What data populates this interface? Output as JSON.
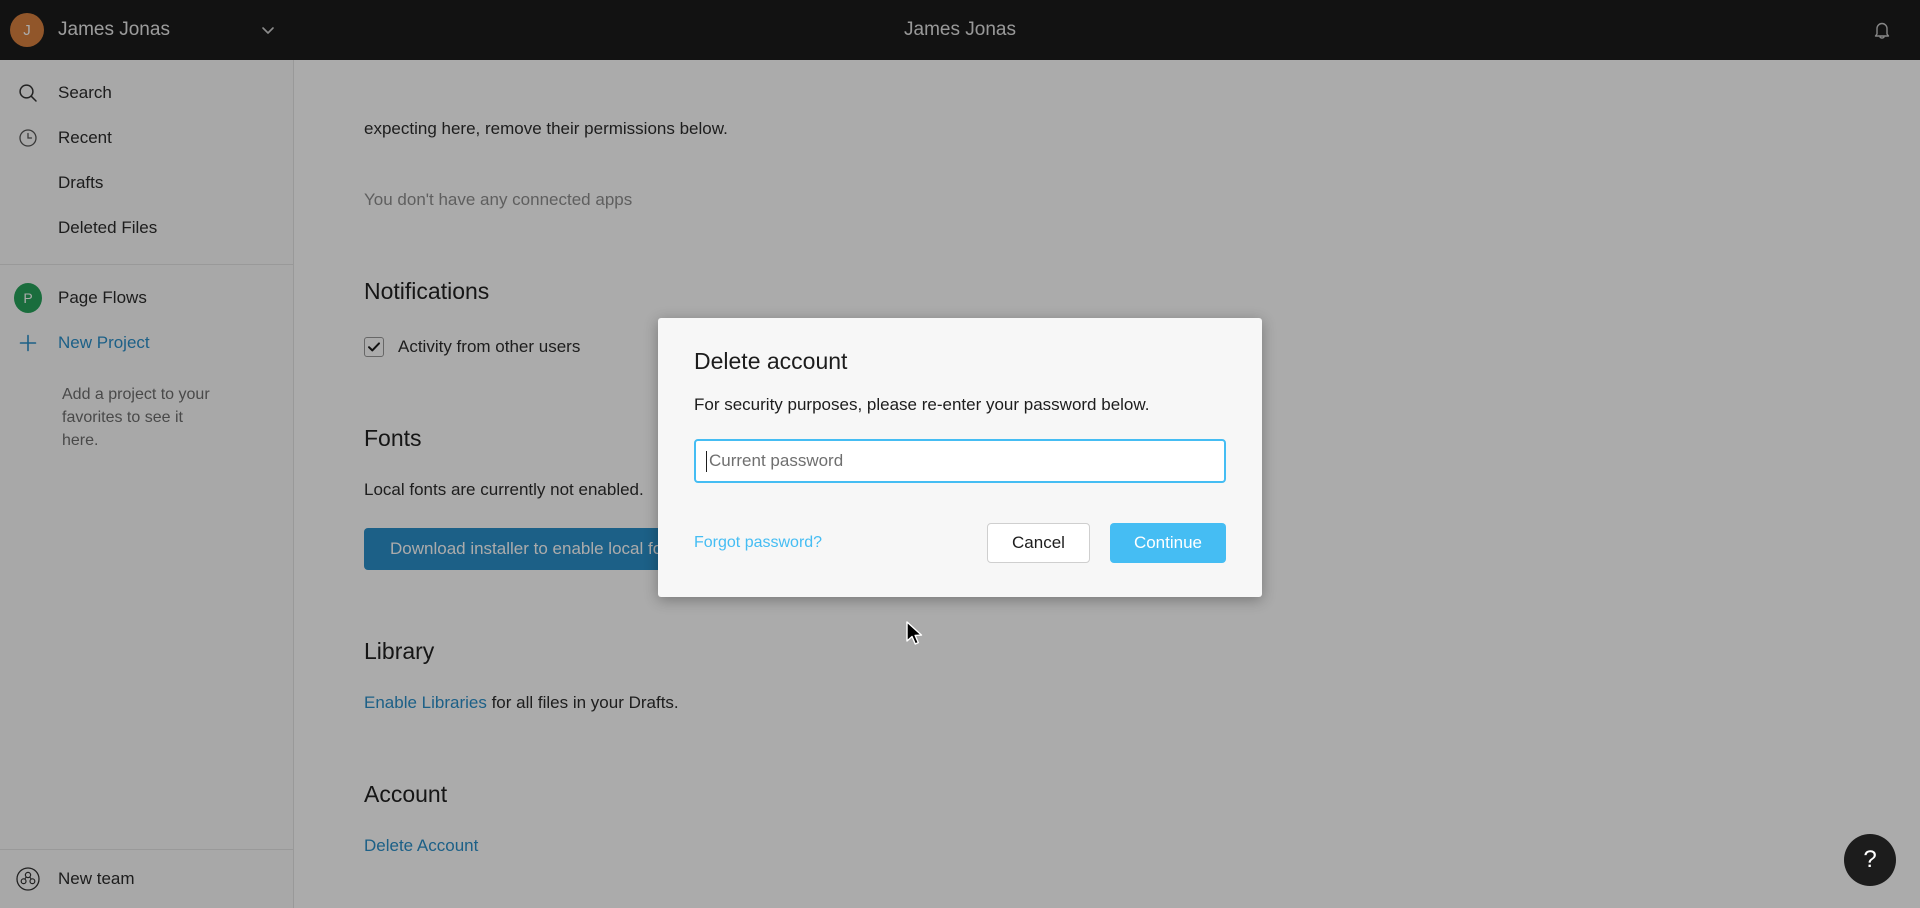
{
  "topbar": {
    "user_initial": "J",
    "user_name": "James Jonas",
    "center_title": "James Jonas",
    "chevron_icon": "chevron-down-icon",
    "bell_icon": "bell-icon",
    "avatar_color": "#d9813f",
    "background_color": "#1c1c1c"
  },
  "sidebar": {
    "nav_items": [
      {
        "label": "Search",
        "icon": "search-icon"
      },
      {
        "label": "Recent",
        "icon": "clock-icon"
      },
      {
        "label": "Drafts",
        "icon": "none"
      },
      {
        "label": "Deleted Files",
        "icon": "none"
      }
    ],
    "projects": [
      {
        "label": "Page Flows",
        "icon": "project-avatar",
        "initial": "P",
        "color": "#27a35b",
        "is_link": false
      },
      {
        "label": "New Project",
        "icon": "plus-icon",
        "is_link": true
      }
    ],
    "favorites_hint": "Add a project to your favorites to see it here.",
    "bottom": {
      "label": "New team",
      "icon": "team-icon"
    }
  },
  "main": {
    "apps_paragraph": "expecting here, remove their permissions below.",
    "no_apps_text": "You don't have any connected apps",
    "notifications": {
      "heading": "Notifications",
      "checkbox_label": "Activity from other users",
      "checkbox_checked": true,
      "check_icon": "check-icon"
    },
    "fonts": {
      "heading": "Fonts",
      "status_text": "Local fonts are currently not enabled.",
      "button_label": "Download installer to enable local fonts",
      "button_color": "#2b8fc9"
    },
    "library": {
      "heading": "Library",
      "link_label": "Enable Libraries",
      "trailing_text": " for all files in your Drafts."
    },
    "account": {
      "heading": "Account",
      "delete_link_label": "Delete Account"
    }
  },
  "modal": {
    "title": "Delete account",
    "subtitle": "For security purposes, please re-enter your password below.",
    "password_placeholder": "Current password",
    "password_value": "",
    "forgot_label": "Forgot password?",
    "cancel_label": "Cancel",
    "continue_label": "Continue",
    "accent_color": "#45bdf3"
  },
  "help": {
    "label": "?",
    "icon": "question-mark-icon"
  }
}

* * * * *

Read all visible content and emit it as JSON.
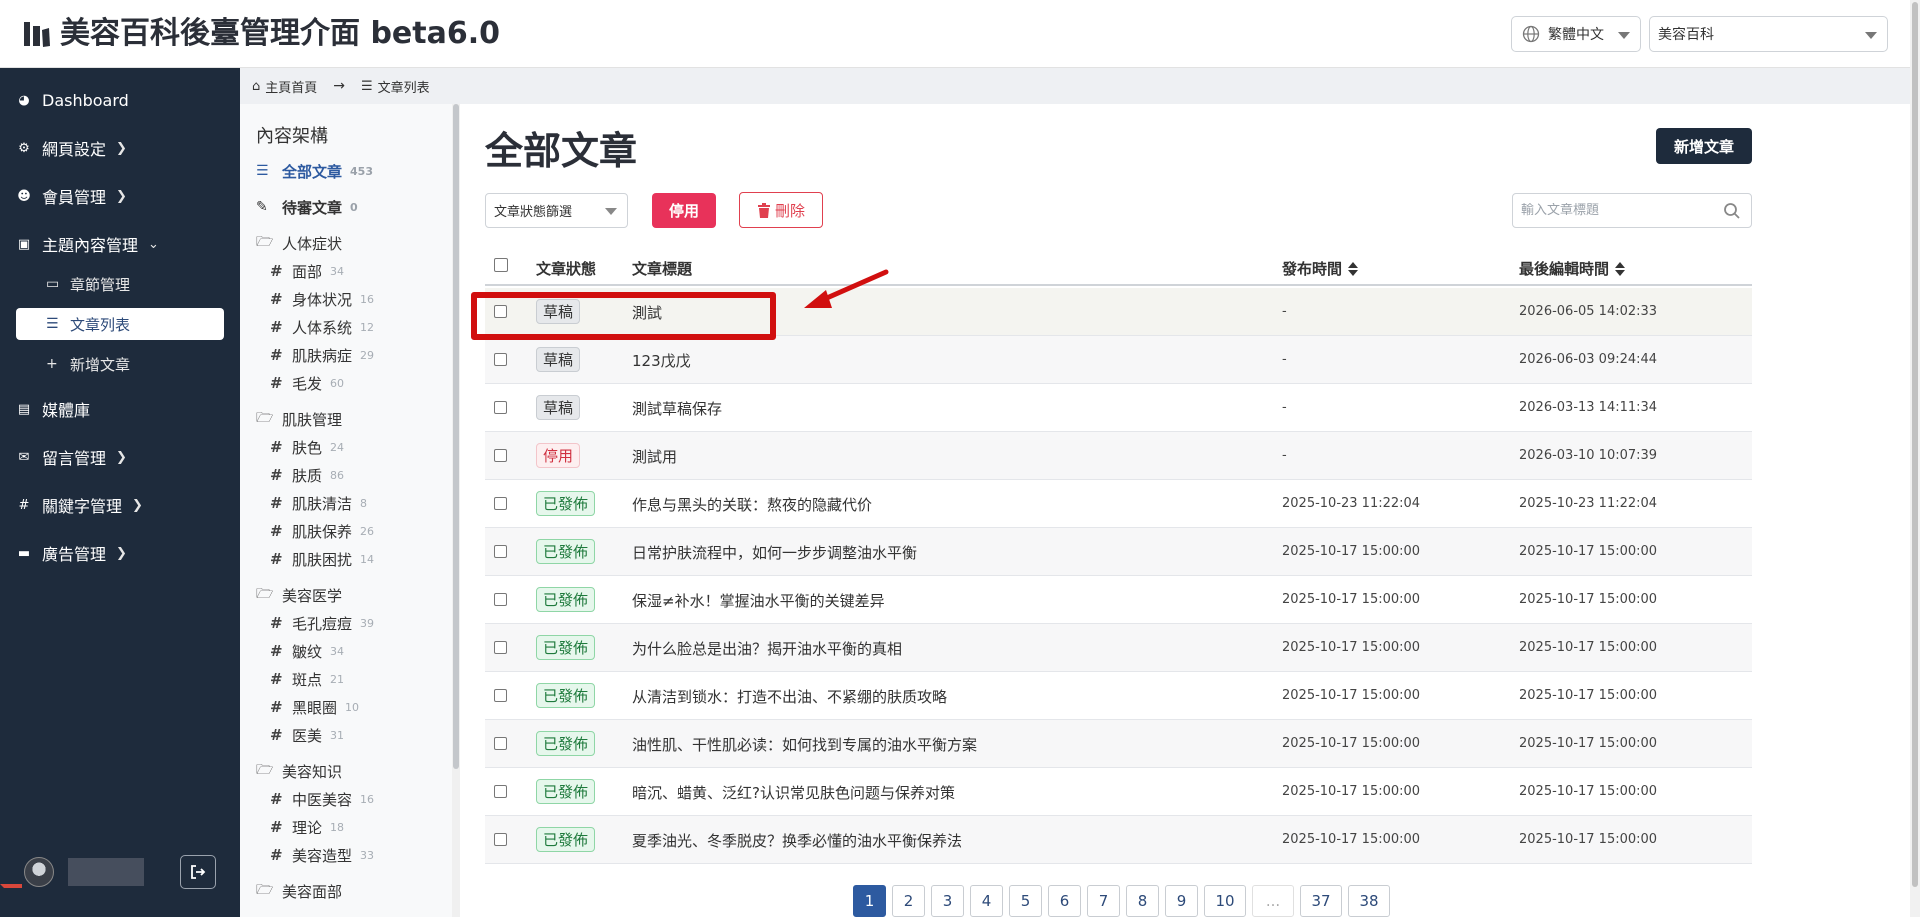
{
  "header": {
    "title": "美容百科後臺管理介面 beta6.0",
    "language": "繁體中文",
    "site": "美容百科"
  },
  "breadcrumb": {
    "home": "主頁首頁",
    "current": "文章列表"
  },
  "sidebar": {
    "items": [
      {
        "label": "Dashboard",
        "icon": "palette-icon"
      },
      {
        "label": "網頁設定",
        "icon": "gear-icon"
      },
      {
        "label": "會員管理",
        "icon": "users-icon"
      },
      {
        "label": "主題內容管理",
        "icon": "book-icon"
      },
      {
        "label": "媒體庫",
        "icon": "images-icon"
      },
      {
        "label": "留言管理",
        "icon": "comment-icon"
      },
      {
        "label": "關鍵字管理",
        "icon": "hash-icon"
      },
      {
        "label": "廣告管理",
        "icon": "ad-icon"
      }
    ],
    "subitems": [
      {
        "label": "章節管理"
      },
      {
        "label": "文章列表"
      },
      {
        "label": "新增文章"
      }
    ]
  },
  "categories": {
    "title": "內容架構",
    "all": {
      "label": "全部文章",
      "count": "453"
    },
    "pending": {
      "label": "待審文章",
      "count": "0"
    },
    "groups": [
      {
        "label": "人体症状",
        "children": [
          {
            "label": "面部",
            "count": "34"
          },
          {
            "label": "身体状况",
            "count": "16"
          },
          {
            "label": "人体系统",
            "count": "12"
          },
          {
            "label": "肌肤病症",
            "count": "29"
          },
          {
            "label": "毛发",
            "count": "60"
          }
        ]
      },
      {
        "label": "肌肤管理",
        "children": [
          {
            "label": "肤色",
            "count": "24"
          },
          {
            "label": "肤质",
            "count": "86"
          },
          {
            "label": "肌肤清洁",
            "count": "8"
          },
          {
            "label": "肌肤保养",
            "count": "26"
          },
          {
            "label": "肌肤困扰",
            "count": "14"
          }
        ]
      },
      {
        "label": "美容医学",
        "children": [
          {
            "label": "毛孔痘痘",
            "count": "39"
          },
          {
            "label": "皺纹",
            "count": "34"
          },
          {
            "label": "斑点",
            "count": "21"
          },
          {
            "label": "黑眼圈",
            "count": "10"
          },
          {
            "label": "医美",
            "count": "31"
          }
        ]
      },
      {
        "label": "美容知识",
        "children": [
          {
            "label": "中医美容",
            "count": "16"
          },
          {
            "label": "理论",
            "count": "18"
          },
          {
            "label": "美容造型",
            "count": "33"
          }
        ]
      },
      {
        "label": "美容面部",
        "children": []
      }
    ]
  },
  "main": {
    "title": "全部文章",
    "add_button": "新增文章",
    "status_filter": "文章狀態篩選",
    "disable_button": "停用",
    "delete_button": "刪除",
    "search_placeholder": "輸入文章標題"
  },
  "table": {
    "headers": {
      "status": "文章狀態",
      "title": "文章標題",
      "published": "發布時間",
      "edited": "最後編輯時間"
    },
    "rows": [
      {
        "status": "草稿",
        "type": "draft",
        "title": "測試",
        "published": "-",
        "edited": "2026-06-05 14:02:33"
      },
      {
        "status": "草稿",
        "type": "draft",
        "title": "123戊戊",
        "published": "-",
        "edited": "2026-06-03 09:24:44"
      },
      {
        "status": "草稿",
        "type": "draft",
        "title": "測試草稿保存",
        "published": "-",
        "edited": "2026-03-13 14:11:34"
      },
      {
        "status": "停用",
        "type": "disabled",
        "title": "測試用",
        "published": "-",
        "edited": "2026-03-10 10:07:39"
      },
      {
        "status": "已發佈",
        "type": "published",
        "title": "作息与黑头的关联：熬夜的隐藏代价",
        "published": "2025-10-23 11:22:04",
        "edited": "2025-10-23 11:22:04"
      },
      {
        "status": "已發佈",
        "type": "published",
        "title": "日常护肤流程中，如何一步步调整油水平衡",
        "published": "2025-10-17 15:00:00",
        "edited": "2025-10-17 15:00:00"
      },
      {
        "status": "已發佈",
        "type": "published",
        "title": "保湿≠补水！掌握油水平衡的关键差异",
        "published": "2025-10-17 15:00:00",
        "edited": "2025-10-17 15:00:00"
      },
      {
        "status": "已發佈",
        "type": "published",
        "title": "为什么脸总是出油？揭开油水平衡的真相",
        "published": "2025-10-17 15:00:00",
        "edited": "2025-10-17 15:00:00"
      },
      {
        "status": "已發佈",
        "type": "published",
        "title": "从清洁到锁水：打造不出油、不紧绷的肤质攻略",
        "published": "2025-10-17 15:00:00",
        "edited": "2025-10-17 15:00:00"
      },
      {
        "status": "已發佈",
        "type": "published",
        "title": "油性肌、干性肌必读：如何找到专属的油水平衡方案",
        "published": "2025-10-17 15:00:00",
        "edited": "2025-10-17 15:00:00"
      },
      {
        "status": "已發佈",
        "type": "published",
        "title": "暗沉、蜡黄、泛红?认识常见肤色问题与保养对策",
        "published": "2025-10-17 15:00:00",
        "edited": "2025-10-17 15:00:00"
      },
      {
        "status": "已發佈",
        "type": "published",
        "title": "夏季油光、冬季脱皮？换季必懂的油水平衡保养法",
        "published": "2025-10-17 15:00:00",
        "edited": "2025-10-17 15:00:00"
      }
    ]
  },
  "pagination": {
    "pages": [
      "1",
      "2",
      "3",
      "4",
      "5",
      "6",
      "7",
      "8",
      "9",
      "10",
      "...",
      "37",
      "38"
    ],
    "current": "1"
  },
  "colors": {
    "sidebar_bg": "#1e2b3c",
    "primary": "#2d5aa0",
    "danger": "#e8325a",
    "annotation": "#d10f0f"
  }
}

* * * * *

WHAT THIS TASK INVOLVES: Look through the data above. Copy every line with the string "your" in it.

RESPONSE:
    "favorites_hint": "Add a project to your favorites to see it here.",
      "trailing_text": " for all files in your Drafts."
    "subtitle": "For security purposes, please re-enter your password below.",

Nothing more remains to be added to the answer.